Dinner at Bruno's.
Wow! Personally it was the best meal I have had in the South Pacific - rivaled Gaston and Valentine's in Tuao. We had whole baked red snapper, fish with onions and gravy (local dish), a variation on poisson cru, rice, pasta salad, bread fruit french fries and wacky cake for dessert. I told Tabita (Mrs. Bruno) that I need to come and be her sous chef for a week to learn how to cook those dishes. A pretty involved process I might add. The French fries were made from bread fruit, but she did not boil it first, just cut it up and deep fried it (yum!) The poisson cru type dish was made with raw fish, curry, onions and freshly ground coconut. Carla and I watched her crack open the coconuts then shave out the meat with a Tahitian style coconut meat shaver outer (i am sure that is the technical term for it). Picture a flat board with a crescent shaped scraper with teeth (about 7 inches long by 3 inches wide) attached to the middle of one end. She sat on the board on the edge of a rock with a bowl on the ground and scraped out that meat in no time.
It was an interesting group. Our host is French, but has been on Fanning for 30 years. He has guest rooms on his property as well. Tabita is from one of the main Gilbert Islands, but met Bruno on Washington Island. They have two small children Paul (5ish)and Agnes (annyay) (18 months). Fortunately Tabita has a couple of female friends that help her cook and with the children. Not sure why she did not come to the table to eat, but I gave her and her helpers first dibs on the dessert, which they willingly took. I guess rice and fish are no big deal, but chocolate is a treat. At some point I will post pictures to go with this post, as I am not sure words can adequately describe everything. Really wish we had had a video camera so you could have seen Carla and I do the land crab shuffle. We were minding our own business standing in the living area of Paul's house when this land crab - slightly larger than a dessert plate came scuttling across our feet. Watching us jump was pretty funny, but it was equally funny to watch the kids chase it around the kitchen with a small bat. Little Paul got a huge kick out of the whole scene.
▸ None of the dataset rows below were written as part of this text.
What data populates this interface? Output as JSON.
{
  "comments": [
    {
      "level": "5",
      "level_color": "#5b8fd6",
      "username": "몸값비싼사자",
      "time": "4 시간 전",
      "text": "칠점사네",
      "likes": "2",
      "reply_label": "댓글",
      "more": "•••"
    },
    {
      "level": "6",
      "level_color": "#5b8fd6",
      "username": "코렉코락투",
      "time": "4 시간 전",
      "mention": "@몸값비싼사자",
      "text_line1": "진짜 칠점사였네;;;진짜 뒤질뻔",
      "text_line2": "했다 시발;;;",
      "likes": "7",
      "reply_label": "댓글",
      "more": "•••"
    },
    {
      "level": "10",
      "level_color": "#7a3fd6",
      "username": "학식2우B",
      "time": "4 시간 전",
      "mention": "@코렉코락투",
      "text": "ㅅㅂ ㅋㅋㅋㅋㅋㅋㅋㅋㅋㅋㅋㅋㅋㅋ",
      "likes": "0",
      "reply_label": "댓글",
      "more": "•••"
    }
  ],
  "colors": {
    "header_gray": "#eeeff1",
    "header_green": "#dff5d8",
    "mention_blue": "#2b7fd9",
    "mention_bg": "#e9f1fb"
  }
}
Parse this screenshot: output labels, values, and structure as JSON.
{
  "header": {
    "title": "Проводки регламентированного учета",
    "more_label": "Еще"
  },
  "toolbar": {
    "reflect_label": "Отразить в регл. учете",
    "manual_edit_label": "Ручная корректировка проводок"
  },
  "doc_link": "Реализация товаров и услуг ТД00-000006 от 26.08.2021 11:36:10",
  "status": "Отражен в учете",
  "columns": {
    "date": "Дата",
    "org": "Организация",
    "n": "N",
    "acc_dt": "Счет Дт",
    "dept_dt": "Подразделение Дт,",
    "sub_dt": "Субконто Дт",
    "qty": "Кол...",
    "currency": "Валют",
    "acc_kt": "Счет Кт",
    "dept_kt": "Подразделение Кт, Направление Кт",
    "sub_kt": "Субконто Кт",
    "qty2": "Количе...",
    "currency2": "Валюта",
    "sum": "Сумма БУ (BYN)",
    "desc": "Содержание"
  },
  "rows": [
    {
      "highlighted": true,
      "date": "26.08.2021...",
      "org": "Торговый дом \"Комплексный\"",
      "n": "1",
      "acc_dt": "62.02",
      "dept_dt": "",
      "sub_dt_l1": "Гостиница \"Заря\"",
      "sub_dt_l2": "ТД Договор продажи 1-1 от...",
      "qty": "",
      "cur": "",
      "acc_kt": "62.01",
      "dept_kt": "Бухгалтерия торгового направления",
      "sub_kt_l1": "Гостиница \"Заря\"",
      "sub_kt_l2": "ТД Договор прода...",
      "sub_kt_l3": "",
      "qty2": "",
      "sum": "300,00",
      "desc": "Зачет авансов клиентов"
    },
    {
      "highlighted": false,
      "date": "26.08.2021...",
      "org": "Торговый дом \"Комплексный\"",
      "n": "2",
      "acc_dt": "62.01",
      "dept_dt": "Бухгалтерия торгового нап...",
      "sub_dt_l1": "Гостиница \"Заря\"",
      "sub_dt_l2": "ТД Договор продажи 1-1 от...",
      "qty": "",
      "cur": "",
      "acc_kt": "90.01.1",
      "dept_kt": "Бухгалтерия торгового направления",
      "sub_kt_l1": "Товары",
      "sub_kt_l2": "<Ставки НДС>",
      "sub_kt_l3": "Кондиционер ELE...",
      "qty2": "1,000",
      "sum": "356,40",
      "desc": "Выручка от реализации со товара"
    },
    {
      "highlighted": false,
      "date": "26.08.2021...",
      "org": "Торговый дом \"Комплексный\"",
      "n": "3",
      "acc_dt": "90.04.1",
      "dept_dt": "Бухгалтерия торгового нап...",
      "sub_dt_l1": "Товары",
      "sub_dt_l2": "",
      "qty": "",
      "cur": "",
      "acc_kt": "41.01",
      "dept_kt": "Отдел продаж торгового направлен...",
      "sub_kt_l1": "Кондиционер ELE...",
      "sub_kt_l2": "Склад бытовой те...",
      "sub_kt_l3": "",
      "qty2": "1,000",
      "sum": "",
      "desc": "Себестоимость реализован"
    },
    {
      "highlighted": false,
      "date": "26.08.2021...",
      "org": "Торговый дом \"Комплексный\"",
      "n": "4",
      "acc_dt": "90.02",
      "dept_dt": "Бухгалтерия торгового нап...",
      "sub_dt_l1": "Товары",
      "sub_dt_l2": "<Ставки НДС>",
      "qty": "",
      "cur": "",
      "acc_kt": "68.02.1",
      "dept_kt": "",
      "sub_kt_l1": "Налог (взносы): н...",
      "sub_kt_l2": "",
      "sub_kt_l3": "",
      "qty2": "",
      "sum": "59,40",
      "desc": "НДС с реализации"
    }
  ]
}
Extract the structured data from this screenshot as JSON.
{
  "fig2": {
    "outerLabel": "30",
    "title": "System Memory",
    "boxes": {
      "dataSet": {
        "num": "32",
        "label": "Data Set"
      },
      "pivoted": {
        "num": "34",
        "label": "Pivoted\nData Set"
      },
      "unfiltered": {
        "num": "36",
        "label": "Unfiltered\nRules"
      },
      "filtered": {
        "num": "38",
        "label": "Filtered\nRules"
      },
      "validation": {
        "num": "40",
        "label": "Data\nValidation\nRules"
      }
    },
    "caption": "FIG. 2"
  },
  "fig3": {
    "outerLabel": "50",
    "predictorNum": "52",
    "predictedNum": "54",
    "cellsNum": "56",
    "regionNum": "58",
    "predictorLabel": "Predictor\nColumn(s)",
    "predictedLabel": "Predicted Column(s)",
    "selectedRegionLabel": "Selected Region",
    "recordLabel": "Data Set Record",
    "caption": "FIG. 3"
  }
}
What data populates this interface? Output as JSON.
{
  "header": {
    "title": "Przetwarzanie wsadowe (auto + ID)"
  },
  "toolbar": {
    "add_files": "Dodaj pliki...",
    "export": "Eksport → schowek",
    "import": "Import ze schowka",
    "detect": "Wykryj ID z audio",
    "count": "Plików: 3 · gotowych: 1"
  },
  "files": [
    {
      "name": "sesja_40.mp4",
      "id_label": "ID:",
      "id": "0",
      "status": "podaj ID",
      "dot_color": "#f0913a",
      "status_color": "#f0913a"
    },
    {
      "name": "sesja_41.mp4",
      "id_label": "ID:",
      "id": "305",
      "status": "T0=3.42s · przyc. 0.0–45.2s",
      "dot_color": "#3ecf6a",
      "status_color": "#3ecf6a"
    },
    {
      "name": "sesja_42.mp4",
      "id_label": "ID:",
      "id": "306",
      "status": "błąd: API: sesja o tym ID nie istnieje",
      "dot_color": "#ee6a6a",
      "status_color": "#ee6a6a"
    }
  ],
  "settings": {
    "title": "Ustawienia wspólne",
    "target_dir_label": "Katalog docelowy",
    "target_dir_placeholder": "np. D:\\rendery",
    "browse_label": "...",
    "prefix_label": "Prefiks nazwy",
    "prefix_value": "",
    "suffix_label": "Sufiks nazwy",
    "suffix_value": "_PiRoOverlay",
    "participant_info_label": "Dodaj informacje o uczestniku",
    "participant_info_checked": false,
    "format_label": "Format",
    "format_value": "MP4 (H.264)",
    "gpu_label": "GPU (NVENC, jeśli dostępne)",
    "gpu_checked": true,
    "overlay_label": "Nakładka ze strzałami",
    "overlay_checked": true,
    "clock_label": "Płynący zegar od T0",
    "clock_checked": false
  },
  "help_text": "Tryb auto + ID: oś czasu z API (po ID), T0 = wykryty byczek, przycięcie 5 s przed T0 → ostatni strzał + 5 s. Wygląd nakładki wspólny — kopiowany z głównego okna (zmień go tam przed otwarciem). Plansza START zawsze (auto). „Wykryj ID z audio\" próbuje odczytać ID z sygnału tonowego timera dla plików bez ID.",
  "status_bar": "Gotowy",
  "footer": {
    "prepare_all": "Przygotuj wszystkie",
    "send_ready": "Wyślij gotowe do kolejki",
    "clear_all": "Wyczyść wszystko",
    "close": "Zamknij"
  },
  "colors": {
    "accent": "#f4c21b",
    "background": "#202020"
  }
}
Finally called it a night around 2100. No street lights or signs here, so we were dependent on our flashlights and memory to find the right path to the beach and the dinghies. Oh and the stars! and the milky way! and the southern cross. Totally amazing and beautiful. Reminds us of how fortunate we are to be able to see it in a way that most people will never experience.
Time for bed now. Dennis says I am not allowed to sleep in tomorrow - he wants to finish up the generator. I am going to dig out the sewing machine and restitch the sunbrella on Moondance's jib. Josh wants to go see about real internet. And maybe the Kuai will be here tomorrow - that will be interesting to watch as well.
radio email processed by SailMail
for information see: http://www.sailmail.com